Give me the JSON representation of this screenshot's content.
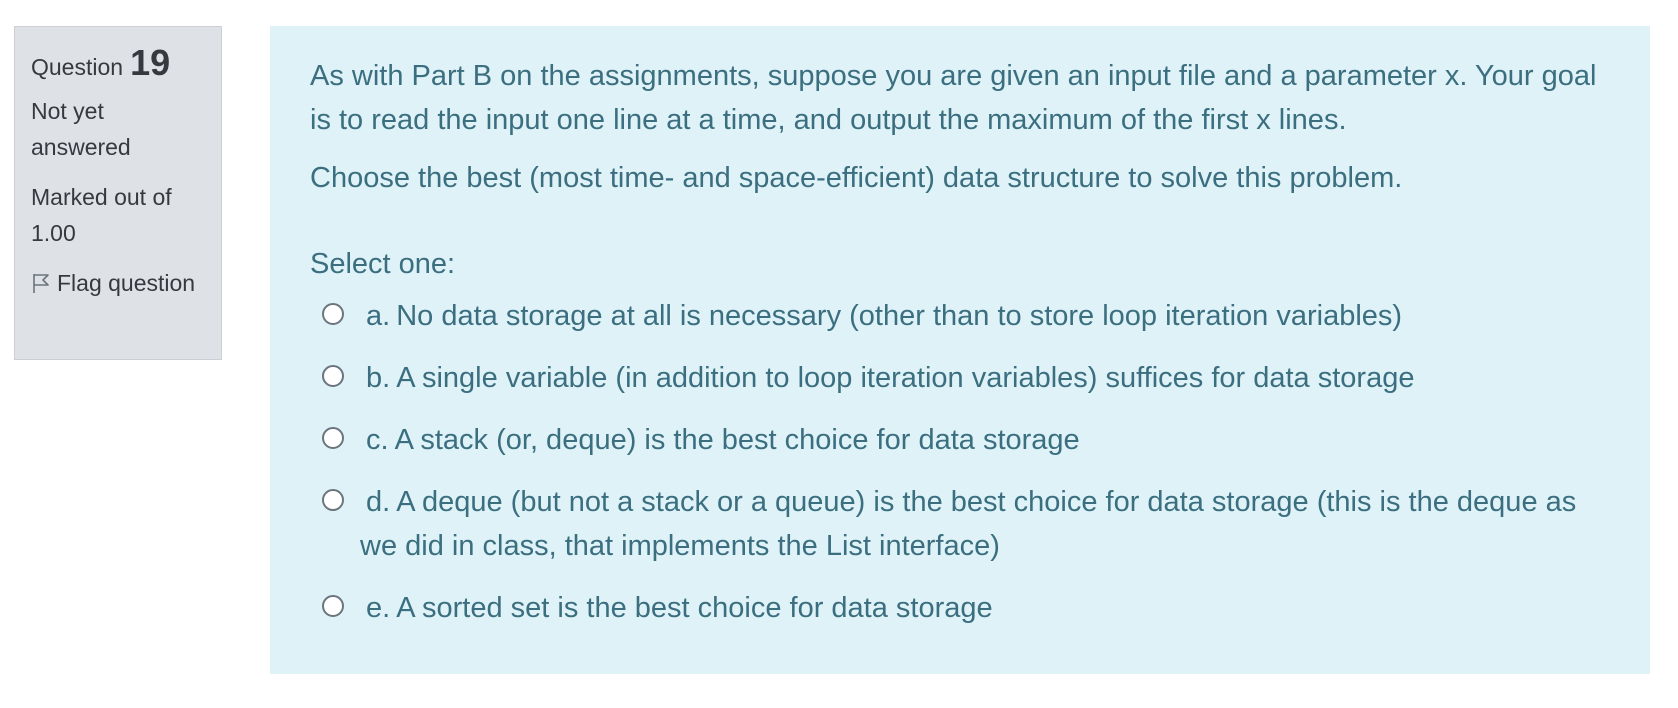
{
  "question": {
    "label": "Question",
    "number": "19",
    "state": "Not yet answered",
    "grade": "Marked out of 1.00",
    "flag_label": "Flag question",
    "flag_icon": "flag-icon"
  },
  "content": {
    "paragraphs": [
      "As with Part B on the assignments, suppose you are given an input file and a parameter x. Your goal is to read the input one line at a time, and output the maximum of the first x lines.",
      "Choose the best (most time- and space-efficient) data structure to solve this problem."
    ],
    "prompt": "Select one:",
    "answers": [
      {
        "letter": "a.",
        "text": "No data storage at all is necessary (other than to store loop iteration variables)"
      },
      {
        "letter": "b.",
        "text": "A single variable (in addition to loop iteration variables) suffices for data storage"
      },
      {
        "letter": "c.",
        "text": "A stack (or, deque) is the best choice for data storage"
      },
      {
        "letter": "d.",
        "text": "A deque (but not a stack or a queue) is the best choice for data storage (this is the deque as we did in class, that implements the List interface)"
      },
      {
        "letter": "e.",
        "text": "A sorted set is the best choice for data storage"
      }
    ]
  },
  "colors": {
    "content_bg": "#def2f8",
    "content_text": "#3b6f80",
    "info_bg": "#dee2e6"
  }
}
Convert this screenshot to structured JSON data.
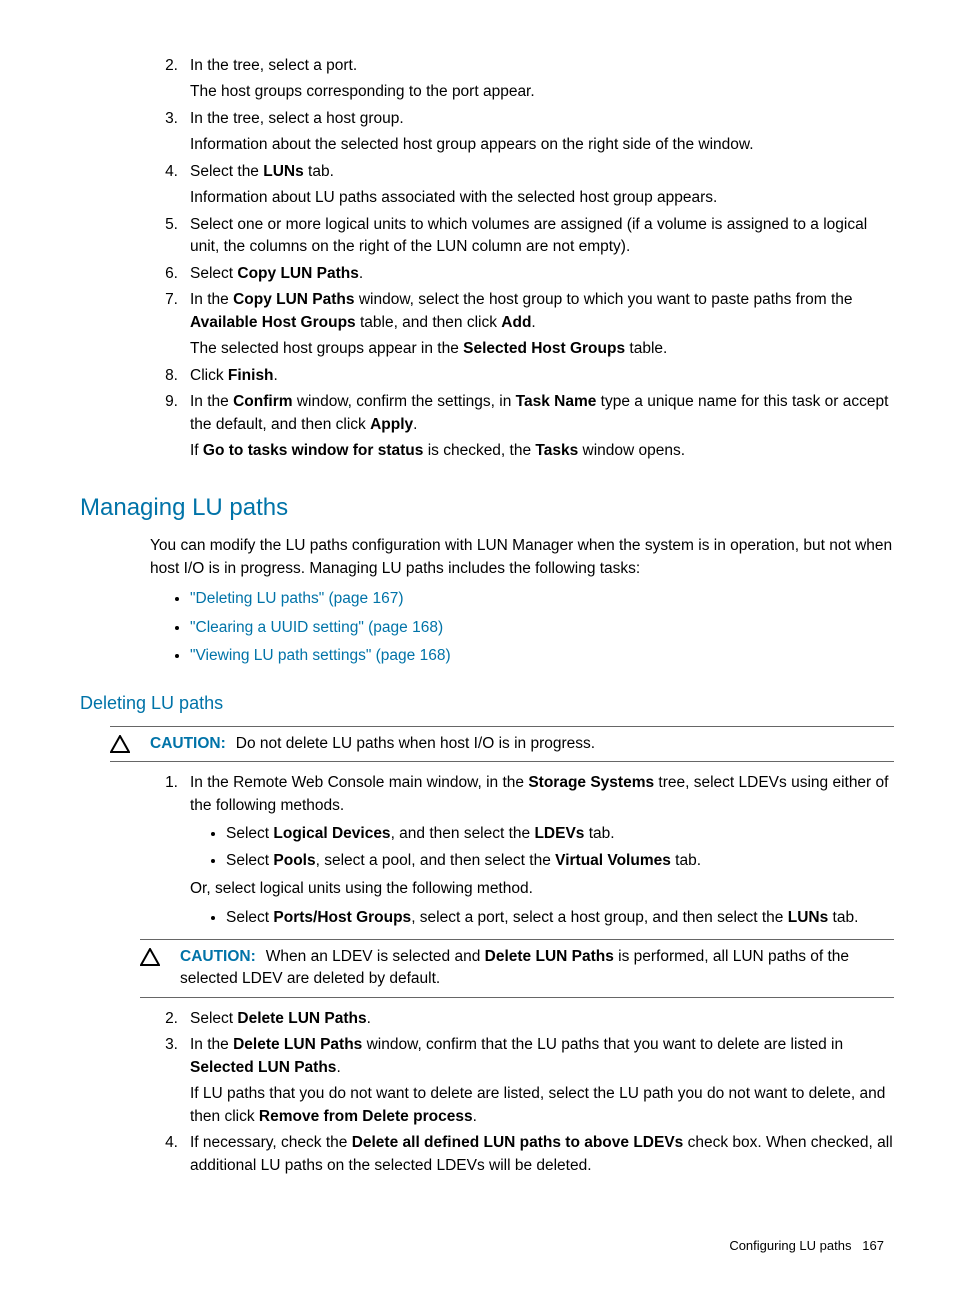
{
  "steps_top": {
    "s2": {
      "num": "2.",
      "text": "In the tree, select a port.",
      "sub": "The host groups corresponding to the port appear."
    },
    "s3": {
      "num": "3.",
      "text": "In the tree, select a host group.",
      "sub": "Information about the selected host group appears on the right side of the window."
    },
    "s4": {
      "num": "4.",
      "p1": "Select the ",
      "b1": "LUNs",
      "p2": " tab.",
      "sub": "Information about LU paths associated with the selected host group appears."
    },
    "s5": {
      "num": "5.",
      "text": "Select one or more logical units to which volumes are assigned (if a volume is assigned to a logical unit, the columns on the right of the LUN column are not empty)."
    },
    "s6": {
      "num": "6.",
      "p1": "Select ",
      "b1": "Copy LUN Paths",
      "p2": "."
    },
    "s7": {
      "num": "7.",
      "p1": "In the ",
      "b1": "Copy LUN Paths",
      "p2": " window, select the host group to which you want to paste paths from the ",
      "b2": "Available Host Groups",
      "p3": " table, and then click ",
      "b3": "Add",
      "p4": ".",
      "sub_p1": "The selected host groups appear in the ",
      "sub_b1": "Selected Host Groups",
      "sub_p2": " table."
    },
    "s8": {
      "num": "8.",
      "p1": "Click ",
      "b1": "Finish",
      "p2": "."
    },
    "s9": {
      "num": "9.",
      "p1": "In the ",
      "b1": "Confirm",
      "p2": " window, confirm the settings, in ",
      "b2": "Task Name",
      "p3": " type a unique name for this task or accept the default, and then click ",
      "b3": "Apply",
      "p4": ".",
      "sub_p1": "If ",
      "sub_b1": "Go to tasks window for status",
      "sub_p2": " is checked, the ",
      "sub_b2": "Tasks",
      "sub_p3": " window opens."
    }
  },
  "section": {
    "heading": "Managing LU paths",
    "intro": "You can modify the LU paths configuration with LUN Manager when the system is in operation, but not when host I/O is in progress. Managing LU paths includes the following tasks:",
    "links": {
      "l1": "\"Deleting LU paths\" (page 167)",
      "l2": "\"Clearing a UUID setting\" (page 168)",
      "l3": "\"Viewing LU path settings\" (page 168)"
    }
  },
  "subsection": {
    "heading": "Deleting LU paths",
    "caution1": {
      "label": "CAUTION:",
      "text": "Do not delete LU paths when host I/O is in progress."
    },
    "s1": {
      "num": "1.",
      "p1": "In the Remote Web Console main window, in the ",
      "b1": "Storage Systems",
      "p2": " tree, select LDEVs using either of the following methods.",
      "bul1_p1": "Select ",
      "bul1_b1": "Logical Devices",
      "bul1_p2": ", and then select the ",
      "bul1_b2": "LDEVs",
      "bul1_p3": " tab.",
      "bul2_p1": "Select ",
      "bul2_b1": "Pools",
      "bul2_p2": ", select a pool, and then select the ",
      "bul2_b2": "Virtual Volumes",
      "bul2_p3": " tab.",
      "mid": "Or, select logical units using the following method.",
      "bul3_p1": "Select ",
      "bul3_b1": "Ports/Host Groups",
      "bul3_p2": ", select a port, select a host group, and then select the ",
      "bul3_b2": "LUNs",
      "bul3_p3": " tab."
    },
    "caution2": {
      "label": "CAUTION:",
      "p1": "When an LDEV is selected and ",
      "b1": "Delete LUN Paths",
      "p2": " is performed, all LUN paths of the selected LDEV are deleted by default."
    },
    "s2": {
      "num": "2.",
      "p1": "Select ",
      "b1": "Delete LUN Paths",
      "p2": "."
    },
    "s3": {
      "num": "3.",
      "p1": "In the ",
      "b1": "Delete LUN Paths",
      "p2": " window, confirm that the LU paths that you want to delete are listed in ",
      "b2": "Selected LUN Paths",
      "p3": ".",
      "sub_p1": "If LU paths that you do not want to delete are listed, select the LU path you do not want to delete, and then click ",
      "sub_b1": "Remove from Delete process",
      "sub_p2": "."
    },
    "s4": {
      "num": "4.",
      "p1": "If necessary, check the ",
      "b1": "Delete all defined LUN paths to above LDEVs",
      "p2": " check box. When checked, all additional LU paths on the selected LDEVs will be deleted."
    }
  },
  "footer": {
    "text": "Configuring LU paths",
    "page": "167"
  }
}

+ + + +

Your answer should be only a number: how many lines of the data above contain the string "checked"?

2